The main conflict resides between Damon and Krasinski, and their sparring never reaches any great dramatic heights. It feels like two frat boys telling “Yo’ Mamma” jokes over a few beers, instead of the high stakes at play. Their performances aren’t bad, in fact, Damon is immensely appealing and highly skilled at making you somehow root for his corporate wonk. Holbrook is solid, much in the same way he was in INTO THE WILD, capping off a great career with his gentle wisdom. A nice surprise is Titus Welliver, typically cast in villain roles, as McDormand’s romantic interest. It’s a small but memorable role of a storekeeper, but it unfortunately never really goes anywhere. Lucas Black (the little kid from SLING BLADE all grown up), could have dialed back the cornpone a tad. He’s straight out of HEE HAW. McDormand, however, runs away with the picture in a performance that never once hits a false note. In fact, has she ever in her entire career? This woman cannot help but open up a can of “REAL” on any film she touches.
Linus Sandgren, a Swedish cinematographer fairly new to American cinema, brings a nice, real touch, especially in a rainsoaked, poorly-planned town fair. He and Production Designer Daniel B. Clancy never condescend in their choices, giving us a Midwest that actually feels like the Midwest. I’m sure Van Sant misses the great D.P., Harris Savides, who sadly passed away in October, and was his frequent collaborator, but Sandgren certainly establishes himself as one to watch, despite the limited opportunities for an original artistic achievement here.
Staying true to its Midwest aesthetic, PROMISED LAND exposes some dark truths about this country yet often pulls its punches. Instead of a hard-hitting film, we’re given a light slap.
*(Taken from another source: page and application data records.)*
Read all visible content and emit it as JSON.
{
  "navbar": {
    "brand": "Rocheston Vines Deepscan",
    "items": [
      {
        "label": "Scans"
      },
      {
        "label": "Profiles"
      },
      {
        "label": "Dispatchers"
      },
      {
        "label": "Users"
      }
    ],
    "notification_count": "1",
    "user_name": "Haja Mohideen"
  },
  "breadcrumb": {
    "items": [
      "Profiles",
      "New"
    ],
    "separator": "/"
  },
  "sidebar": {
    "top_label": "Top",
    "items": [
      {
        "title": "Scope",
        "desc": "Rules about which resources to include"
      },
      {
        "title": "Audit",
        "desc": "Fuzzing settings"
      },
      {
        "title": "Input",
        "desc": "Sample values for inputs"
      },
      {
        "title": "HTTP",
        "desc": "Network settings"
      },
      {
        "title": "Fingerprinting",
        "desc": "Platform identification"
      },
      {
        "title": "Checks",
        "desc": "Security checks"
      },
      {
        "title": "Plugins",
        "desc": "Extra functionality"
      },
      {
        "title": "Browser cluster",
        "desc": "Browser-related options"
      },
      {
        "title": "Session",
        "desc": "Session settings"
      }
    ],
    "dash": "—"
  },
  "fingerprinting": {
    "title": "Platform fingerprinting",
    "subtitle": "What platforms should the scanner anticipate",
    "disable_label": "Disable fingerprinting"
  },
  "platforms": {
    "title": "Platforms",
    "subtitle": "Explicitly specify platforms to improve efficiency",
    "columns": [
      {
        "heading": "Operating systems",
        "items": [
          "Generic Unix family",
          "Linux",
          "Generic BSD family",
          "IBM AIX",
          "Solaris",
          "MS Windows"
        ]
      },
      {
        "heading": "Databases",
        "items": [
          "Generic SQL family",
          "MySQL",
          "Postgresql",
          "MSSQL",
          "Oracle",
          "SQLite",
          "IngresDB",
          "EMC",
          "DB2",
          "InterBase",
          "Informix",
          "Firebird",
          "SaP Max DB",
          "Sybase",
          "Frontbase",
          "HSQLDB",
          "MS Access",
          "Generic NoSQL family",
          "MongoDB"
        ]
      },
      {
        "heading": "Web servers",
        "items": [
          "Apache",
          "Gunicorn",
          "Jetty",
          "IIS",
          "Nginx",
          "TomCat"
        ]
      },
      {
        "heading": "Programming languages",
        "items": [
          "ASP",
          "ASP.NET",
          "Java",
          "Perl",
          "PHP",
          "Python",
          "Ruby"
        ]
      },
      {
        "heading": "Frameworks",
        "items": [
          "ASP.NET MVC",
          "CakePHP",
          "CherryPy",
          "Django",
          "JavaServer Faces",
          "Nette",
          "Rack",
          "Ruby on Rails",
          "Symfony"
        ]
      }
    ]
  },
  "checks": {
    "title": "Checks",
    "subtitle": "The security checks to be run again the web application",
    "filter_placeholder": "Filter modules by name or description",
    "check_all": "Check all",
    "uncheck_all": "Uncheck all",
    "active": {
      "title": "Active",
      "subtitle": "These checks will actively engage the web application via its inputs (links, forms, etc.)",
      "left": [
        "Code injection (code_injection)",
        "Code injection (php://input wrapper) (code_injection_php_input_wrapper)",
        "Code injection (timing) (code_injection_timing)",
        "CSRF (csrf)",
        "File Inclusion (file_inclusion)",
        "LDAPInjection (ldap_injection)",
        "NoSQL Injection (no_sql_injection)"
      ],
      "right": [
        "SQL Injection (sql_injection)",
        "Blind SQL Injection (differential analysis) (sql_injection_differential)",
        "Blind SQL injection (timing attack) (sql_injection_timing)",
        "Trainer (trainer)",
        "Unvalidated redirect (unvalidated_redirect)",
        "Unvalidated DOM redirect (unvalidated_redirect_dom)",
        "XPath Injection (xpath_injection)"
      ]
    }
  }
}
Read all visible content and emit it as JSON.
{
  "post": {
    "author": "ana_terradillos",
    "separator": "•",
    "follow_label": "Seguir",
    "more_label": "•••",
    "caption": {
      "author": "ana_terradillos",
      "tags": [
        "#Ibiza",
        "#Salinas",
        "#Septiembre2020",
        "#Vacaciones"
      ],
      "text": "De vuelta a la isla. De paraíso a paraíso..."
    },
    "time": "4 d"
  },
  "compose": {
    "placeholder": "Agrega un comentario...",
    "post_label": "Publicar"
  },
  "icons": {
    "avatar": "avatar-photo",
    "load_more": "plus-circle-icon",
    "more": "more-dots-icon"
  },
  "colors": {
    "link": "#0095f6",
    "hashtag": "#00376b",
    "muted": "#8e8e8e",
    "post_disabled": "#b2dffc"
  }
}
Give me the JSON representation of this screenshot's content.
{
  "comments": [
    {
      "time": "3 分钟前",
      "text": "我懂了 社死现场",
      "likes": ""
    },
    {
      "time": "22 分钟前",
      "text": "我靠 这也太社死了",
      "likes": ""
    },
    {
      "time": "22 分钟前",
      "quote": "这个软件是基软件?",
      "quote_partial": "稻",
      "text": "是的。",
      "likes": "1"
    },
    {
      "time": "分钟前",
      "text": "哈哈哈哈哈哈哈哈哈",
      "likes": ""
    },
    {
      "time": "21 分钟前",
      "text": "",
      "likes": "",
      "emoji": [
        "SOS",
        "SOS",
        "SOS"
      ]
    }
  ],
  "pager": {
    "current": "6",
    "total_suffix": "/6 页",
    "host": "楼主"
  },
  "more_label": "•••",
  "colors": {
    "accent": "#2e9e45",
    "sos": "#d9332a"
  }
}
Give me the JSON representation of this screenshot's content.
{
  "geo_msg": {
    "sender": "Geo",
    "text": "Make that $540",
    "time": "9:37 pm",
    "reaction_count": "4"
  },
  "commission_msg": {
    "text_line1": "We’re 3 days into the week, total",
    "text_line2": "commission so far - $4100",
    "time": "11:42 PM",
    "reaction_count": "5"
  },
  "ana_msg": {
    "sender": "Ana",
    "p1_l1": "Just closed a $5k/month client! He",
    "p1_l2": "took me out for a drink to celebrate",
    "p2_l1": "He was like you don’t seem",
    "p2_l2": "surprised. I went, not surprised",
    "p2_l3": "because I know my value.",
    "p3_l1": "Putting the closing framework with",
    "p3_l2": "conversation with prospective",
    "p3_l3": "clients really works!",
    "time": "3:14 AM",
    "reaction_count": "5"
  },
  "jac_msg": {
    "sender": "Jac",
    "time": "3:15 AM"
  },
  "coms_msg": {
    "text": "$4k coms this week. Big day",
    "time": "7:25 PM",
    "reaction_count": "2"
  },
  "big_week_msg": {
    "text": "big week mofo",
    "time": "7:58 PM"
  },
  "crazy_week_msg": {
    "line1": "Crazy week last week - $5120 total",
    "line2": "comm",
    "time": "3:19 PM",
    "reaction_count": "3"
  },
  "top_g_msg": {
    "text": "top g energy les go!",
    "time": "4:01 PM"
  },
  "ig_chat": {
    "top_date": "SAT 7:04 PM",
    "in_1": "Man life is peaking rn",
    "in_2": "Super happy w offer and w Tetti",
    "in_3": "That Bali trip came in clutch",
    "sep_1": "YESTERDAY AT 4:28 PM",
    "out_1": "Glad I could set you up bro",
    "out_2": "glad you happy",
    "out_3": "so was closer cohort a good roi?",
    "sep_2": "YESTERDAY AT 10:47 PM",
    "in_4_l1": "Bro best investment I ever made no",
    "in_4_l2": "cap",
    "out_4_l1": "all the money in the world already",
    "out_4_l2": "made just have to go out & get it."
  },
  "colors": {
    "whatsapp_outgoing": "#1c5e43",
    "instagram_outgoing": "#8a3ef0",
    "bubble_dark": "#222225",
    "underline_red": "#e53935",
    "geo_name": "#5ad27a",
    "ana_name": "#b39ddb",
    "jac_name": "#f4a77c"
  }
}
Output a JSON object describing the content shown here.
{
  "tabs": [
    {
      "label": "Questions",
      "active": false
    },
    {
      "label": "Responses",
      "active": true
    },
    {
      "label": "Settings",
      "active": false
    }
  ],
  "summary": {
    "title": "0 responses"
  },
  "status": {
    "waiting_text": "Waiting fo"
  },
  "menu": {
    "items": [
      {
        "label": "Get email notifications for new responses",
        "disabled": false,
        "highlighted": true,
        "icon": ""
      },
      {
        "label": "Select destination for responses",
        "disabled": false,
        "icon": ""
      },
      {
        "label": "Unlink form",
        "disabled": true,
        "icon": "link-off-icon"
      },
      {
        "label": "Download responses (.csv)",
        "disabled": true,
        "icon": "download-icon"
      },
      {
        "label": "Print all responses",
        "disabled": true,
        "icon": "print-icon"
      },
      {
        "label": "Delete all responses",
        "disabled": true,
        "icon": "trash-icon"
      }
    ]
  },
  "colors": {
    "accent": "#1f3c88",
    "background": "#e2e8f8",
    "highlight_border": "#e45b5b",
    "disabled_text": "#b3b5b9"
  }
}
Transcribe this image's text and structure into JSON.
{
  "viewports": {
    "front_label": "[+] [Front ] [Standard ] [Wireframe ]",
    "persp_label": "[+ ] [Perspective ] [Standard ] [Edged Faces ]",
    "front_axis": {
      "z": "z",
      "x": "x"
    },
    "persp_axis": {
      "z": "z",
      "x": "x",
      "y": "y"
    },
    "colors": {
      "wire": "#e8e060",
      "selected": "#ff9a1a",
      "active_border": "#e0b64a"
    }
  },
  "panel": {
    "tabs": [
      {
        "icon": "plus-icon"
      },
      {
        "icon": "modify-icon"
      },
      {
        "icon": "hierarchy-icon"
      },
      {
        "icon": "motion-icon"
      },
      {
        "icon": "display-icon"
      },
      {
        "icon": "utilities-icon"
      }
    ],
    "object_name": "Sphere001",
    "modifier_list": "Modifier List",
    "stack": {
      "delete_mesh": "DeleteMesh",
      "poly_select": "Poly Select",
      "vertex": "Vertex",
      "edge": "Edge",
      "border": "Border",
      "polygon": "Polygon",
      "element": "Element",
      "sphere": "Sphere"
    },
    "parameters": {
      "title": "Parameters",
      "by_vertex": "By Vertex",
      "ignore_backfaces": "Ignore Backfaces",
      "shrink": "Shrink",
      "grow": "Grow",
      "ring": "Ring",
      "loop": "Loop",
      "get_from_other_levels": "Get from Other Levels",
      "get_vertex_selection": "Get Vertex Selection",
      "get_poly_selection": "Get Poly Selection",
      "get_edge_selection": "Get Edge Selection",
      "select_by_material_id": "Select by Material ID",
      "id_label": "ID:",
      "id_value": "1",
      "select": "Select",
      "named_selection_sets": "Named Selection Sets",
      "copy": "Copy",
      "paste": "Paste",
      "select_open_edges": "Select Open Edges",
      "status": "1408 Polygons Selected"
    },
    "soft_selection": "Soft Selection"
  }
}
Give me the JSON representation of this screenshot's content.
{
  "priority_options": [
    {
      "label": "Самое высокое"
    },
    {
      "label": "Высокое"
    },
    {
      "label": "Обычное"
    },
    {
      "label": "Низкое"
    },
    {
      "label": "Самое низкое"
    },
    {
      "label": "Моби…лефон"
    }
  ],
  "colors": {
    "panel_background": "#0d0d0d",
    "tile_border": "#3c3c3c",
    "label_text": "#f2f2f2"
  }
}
It’s a good, not great, film that’s as workmanlike as its subject matter.
Glenn Gaylord is an award-winning Writer/Director/Producer and graduate of the UCLA School of Film and Television.